N: I feel like it’s suffered in a way that some energy has been lost in the process from “irl to url,” but it hasn’t been all negative. I honestly wish that even after the pandemic is over and everything goes back to normal that some of these url fests keep on going. Sure, it doesn’t necessarily have the same energy as being in the mosh pit, but it also makes things really accessible for people. You don’t have to worry too much about tickets, and you don’t have to worry about, “Oh no, they’re not performing in my city. I’m gonna have to take a three hour drive,” or whatever. You just have to make sure that you’re able to tune in. It has its pros and cons. I feel like the thing with some of these fests are is that they’re so easy to do. If you have solid internet and know how OBS works, you basically have it covered. However, and I don’t want to name names because I feel like that’s kind of shady, I feel like some of them don’t know exactly what they’re doing, and that leaves a lot of room for error. A lot of technical difficulties, people who didn’t send their set in time, and a whole lot of issues like that. If it’s your first time, it can’t be perfect, and I get that. I’m more talking when there’s a level of neglect behind the scenes, like when the organizers themselves didn’t make sure to remind the people performing to send their stuff. You get what I mean? Some of them are a bit rushed.
L: Simultaneously, do you think that this scene is affected by how many people are making their debuts online? As in their perspective is mostly informed by having a digital come up?

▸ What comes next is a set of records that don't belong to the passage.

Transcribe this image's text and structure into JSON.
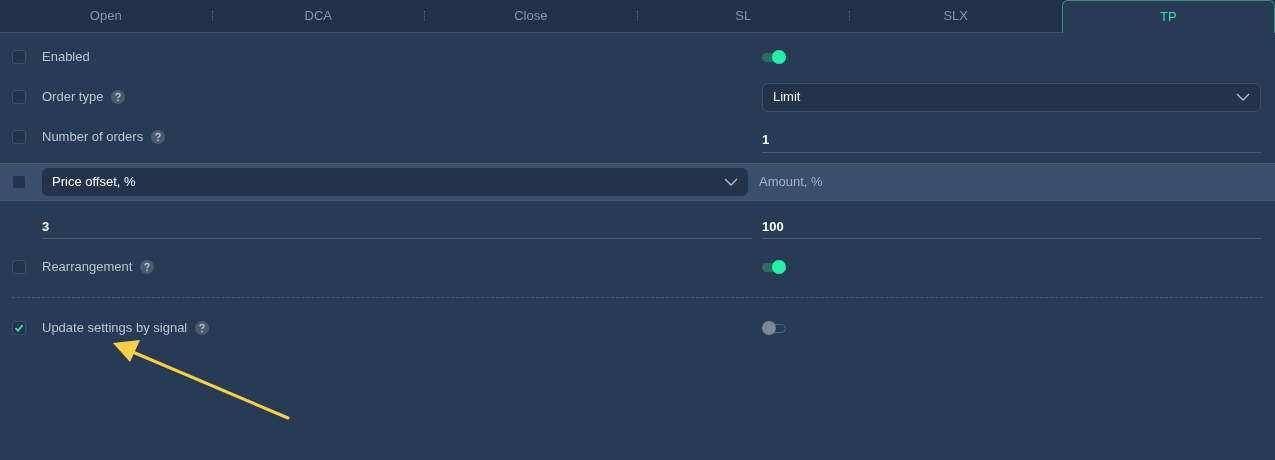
{
  "tabs": [
    {
      "label": "Open",
      "selected": false
    },
    {
      "label": "DCA",
      "selected": false
    },
    {
      "label": "Close",
      "selected": false
    },
    {
      "label": "SL",
      "selected": false
    },
    {
      "label": "SLX",
      "selected": false
    },
    {
      "label": "TP",
      "selected": true
    }
  ],
  "rows": [
    {
      "kind": "toggle",
      "label": "Enabled",
      "help": false,
      "checked": false,
      "on": true
    },
    {
      "kind": "select",
      "label": "Order type",
      "help": true,
      "checked": false,
      "value": "Limit"
    },
    {
      "kind": "number",
      "label": "Number of orders",
      "help": true,
      "checked": false,
      "value": "1"
    },
    {
      "kind": "table",
      "checked": false,
      "select": "Price offset, %",
      "column": "Amount, %",
      "values": [
        [
          "3",
          "100"
        ]
      ]
    },
    {
      "kind": "toggle",
      "label": "Rearrangement",
      "help": true,
      "checked": false,
      "on": true
    },
    {
      "kind": "divider"
    },
    {
      "kind": "toggle",
      "label": "Update settings by signal",
      "help": true,
      "checked": true,
      "on": false
    }
  ]
}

N: I’m not too sure about that, honestly. It also has a lot to do with how easy music is to make these days. As long as you have not even a full desktop, at least a good enough laptop, you can run Ableton, FL Studio or whatever. It definitely helps to build a bit of a crowd and grow your audience and that’s kind of what’s great about this. It makes me happy when I see a smaller name next to a bigger name on the same day, as well as some very very well done url fests that have an actual marketing team. If you’re new to music, you’re obviously not going to be immediately good. I still do feel that after all these years that there’s definitely a lot of room for improvement for me. I’m just happy that we push young talent this way and help people to know their audience and get a proper start. It really motivates them. I meet a lot of people that just have nothing to do and feel shitty and everything, and to see some of these same people doing something that they genuinely love is what I fucking live for. I’m trying to support my friends who are trying to get into the music world and just have a fun time really overall.
L: Do you have any plans for a live tour?

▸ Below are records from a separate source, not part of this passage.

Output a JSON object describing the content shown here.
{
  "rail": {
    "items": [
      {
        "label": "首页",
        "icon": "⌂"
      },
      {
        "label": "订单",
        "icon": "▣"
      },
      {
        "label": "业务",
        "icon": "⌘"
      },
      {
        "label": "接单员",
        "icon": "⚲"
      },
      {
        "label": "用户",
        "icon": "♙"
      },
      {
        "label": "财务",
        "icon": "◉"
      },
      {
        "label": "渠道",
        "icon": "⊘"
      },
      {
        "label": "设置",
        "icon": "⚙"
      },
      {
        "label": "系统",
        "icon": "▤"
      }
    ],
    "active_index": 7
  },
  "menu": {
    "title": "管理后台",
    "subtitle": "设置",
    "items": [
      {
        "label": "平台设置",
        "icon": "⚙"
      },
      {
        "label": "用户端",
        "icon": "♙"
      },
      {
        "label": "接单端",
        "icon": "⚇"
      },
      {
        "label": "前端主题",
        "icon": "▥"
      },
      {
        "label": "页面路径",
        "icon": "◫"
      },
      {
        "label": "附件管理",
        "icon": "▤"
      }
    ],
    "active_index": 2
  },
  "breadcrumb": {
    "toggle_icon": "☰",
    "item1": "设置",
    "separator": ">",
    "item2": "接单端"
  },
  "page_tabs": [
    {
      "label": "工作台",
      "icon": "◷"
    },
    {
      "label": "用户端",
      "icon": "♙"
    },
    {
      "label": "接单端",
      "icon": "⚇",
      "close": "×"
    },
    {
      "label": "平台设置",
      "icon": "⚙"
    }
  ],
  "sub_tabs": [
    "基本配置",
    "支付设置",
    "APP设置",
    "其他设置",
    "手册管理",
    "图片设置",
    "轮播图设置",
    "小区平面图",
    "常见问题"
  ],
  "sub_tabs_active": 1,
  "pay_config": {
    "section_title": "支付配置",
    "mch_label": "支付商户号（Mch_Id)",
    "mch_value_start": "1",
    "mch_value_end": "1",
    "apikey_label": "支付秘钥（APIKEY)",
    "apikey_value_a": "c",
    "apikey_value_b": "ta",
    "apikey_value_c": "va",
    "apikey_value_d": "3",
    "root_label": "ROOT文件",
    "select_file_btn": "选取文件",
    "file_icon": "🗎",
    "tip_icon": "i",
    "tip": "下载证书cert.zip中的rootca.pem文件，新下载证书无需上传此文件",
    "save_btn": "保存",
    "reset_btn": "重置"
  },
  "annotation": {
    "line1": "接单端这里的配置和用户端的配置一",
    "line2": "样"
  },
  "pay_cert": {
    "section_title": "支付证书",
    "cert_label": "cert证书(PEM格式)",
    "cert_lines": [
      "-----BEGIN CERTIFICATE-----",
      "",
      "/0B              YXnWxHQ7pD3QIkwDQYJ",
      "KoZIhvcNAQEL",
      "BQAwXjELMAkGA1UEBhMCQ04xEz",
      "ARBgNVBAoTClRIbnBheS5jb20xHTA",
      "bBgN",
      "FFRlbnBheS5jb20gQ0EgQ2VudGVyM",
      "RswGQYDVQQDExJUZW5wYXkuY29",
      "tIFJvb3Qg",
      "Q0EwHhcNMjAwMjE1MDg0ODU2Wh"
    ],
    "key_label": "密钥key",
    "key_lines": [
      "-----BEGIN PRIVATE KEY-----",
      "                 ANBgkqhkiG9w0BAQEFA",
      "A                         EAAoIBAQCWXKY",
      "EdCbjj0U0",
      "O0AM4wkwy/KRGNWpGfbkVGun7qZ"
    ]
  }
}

N: *laughs* A live tour, oof. I really don’t know. That’s one of those things that I’ve never really thought too much about. There’s a lot of things that could go into it, like how the hell am I going to recreate that energy for a live setting? My music is digital, right, so how am I going to do this? Am I just gonna stand there with my laptop open, staring at the crowd? As far as I could say right now, it’s a big maybe. Maybe it’ll always be kind of a url thing for me. However, I do plan on attempting to return the favor, so to speak. I do want to host fun little community events in a way to give that same exposure back, so that everyone wins. I don’t have a concrete idea as of yet because this has all just been floating around in my mind. As for a live tour, I’m not sure about that at all. I am curious to see how wild a Neupink show could be live, though.